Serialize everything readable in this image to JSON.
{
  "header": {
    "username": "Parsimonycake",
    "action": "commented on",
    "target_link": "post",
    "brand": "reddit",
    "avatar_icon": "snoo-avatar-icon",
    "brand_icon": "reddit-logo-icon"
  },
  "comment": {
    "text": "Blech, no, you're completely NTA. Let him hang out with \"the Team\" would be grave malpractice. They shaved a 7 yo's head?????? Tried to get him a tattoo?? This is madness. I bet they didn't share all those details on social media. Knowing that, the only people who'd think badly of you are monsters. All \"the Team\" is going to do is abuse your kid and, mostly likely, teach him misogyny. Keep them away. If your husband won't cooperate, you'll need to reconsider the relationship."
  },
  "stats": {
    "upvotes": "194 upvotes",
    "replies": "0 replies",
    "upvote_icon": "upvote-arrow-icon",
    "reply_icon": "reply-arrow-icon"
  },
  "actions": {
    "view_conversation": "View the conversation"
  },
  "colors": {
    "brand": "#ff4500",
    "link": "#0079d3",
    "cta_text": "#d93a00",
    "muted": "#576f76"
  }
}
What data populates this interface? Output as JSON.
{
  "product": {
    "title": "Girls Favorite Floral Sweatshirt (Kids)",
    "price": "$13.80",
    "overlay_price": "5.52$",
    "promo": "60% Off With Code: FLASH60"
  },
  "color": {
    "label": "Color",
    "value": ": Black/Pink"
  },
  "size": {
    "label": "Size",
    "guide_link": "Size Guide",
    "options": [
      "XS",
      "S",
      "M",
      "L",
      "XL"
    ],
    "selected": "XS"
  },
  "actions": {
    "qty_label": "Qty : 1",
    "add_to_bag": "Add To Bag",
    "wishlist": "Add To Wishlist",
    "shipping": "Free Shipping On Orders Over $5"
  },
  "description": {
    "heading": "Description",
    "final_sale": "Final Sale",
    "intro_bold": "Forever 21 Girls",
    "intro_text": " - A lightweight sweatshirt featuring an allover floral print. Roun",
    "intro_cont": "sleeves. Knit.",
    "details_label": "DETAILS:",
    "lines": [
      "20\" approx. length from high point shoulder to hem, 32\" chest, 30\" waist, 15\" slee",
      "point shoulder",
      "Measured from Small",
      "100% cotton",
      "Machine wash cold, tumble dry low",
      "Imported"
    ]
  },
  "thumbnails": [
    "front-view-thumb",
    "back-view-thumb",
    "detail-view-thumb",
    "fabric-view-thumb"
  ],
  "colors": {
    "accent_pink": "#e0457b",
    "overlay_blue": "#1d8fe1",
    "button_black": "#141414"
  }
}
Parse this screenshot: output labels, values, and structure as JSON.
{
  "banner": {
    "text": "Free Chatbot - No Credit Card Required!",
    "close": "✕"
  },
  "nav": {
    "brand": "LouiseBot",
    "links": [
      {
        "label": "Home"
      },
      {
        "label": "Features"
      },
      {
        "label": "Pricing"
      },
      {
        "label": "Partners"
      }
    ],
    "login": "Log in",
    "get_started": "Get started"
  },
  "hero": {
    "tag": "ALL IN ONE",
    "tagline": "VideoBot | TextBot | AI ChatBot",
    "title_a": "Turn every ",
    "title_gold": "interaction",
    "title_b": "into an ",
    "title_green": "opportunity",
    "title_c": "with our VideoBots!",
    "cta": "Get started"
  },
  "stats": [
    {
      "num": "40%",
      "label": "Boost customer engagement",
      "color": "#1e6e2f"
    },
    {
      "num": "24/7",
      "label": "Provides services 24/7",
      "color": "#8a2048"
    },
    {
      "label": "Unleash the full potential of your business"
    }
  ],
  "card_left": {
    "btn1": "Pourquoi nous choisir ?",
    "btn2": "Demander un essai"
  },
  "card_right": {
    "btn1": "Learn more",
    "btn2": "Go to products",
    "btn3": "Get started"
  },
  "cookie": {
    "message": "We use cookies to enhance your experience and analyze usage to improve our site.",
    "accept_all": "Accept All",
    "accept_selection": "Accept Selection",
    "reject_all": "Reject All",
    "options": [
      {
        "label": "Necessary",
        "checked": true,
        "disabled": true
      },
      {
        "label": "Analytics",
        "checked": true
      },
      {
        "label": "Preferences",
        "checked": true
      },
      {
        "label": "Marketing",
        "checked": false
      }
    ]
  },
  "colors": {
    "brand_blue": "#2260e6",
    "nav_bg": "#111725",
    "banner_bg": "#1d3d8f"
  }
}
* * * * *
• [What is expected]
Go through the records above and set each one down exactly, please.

• [Task solution]
Serialize everything readable in this image to JSON.
{
  "header": {
    "username": "Parsimonycake",
    "action": "commented on",
    "target_link": "post",
    "brand": "reddit",
    "avatar_icon": "snoo-avatar-icon",
    "brand_icon": "reddit-logo-icon"
  },
  "comment": {
    "text": "Blech, no, you're completely NTA. Let him hang out with \"the Team\" would be grave malpractice. They shaved a 7 yo's head?????? Tried to get him a tattoo?? This is madness. I bet they didn't share all those details on social media. Knowing that, the only people who'd think badly of you are monsters. All \"the Team\" is going to do is abuse your kid and, mostly likely, teach him misogyny. Keep them away. If your husband won't cooperate, you'll need to reconsider the relationship."
  },
  "stats": {
    "upvotes": "194 upvotes",
    "replies": "0 replies",
    "upvote_icon": "upvote-arrow-icon",
    "reply_icon": "reply-arrow-icon"
  },
  "actions": {
    "view_conversation": "View the conversation"
  },
  "colors": {
    "brand": "#ff4500",
    "link": "#0079d3",
    "cta_text": "#d93a00",
    "muted": "#576f76"
  }
}
What data populates this interface? Output as JSON.
{
  "product": {
    "title": "Girls Favorite Floral Sweatshirt (Kids)",
    "price": "$13.80",
    "overlay_price": "5.52$",
    "promo": "60% Off With Code: FLASH60"
  },
  "color": {
    "label": "Color",
    "value": ": Black/Pink"
  },
  "size": {
    "label": "Size",
    "guide_link": "Size Guide",
    "options": [
      "XS",
      "S",
      "M",
      "L",
      "XL"
    ],
    "selected": "XS"
  },
  "actions": {
    "qty_label": "Qty : 1",
    "add_to_bag": "Add To Bag",
    "wishlist": "Add To Wishlist",
    "shipping": "Free Shipping On Orders Over $5"
  },
  "description": {
    "heading": "Description",
    "final_sale": "Final Sale",
    "intro_bold": "Forever 21 Girls",
    "intro_text": " - A lightweight sweatshirt featuring an allover floral print. Roun",
    "intro_cont": "sleeves. Knit.",
    "details_label": "DETAILS:",
    "lines": [
      "20\" approx. length from high point shoulder to hem, 32\" chest, 30\" waist, 15\" slee",
      "point shoulder",
      "Measured from Small",
      "100% cotton",
      "Machine wash cold, tumble dry low",
      "Imported"
    ]
  },
  "thumbnails": [
    "front-view-thumb",
    "back-view-thumb",
    "detail-view-thumb",
    "fabric-view-thumb"
  ],
  "colors": {
    "accent_pink": "#e0457b",
    "overlay_blue": "#1d8fe1",
    "button_black": "#141414"
  }
}
Parse this screenshot: output labels, values, and structure as JSON.
{
  "banner": {
    "text": "Free Chatbot - No Credit Card Required!",
    "close": "✕"
  },
  "nav": {
    "brand": "LouiseBot",
    "links": [
      {
        "label": "Home"
      },
      {
        "label": "Features"
      },
      {
        "label": "Pricing"
      },
      {
        "label": "Partners"
      }
    ],
    "login": "Log in",
    "get_started": "Get started"
  },
  "hero": {
    "tag": "ALL IN ONE",
    "tagline": "VideoBot | TextBot | AI ChatBot",
    "title_a": "Turn every ",
    "title_gold": "interaction",
    "title_b": "into an ",
    "title_green": "opportunity",
    "title_c": "with our VideoBots!",
    "cta": "Get started"
  },
  "stats": [
    {
      "num": "40%",
      "label": "Boost customer engagement",
      "color": "#1e6e2f"
    },
    {
      "num": "24/7",
      "label": "Provides services 24/7",
      "color": "#8a2048"
    },
    {
      "label": "Unleash the full potential of your business"
    }
  ],
  "card_left": {
    "btn1": "Pourquoi nous choisir ?",
    "btn2": "Demander un essai"
  },
  "card_right": {
    "btn1": "Learn more",
    "btn2": "Go to products",
    "btn3": "Get started"
  },
  "cookie": {
    "message": "We use cookies to enhance your experience and analyze usage to improve our site.",
    "accept_all": "Accept All",
    "accept_selection": "Accept Selection",
    "reject_all": "Reject All",
    "options": [
      {
        "label": "Necessary",
        "checked": true,
        "disabled": true
      },
      {
        "label": "Analytics",
        "checked": true
      },
      {
        "label": "Preferences",
        "checked": true
      },
      {
        "label": "Marketing",
        "checked": false
      }
    ]
  },
  "colors": {
    "brand_blue": "#2260e6",
    "nav_bg": "#111725",
    "banner_bg": "#1d3d8f"
  }
}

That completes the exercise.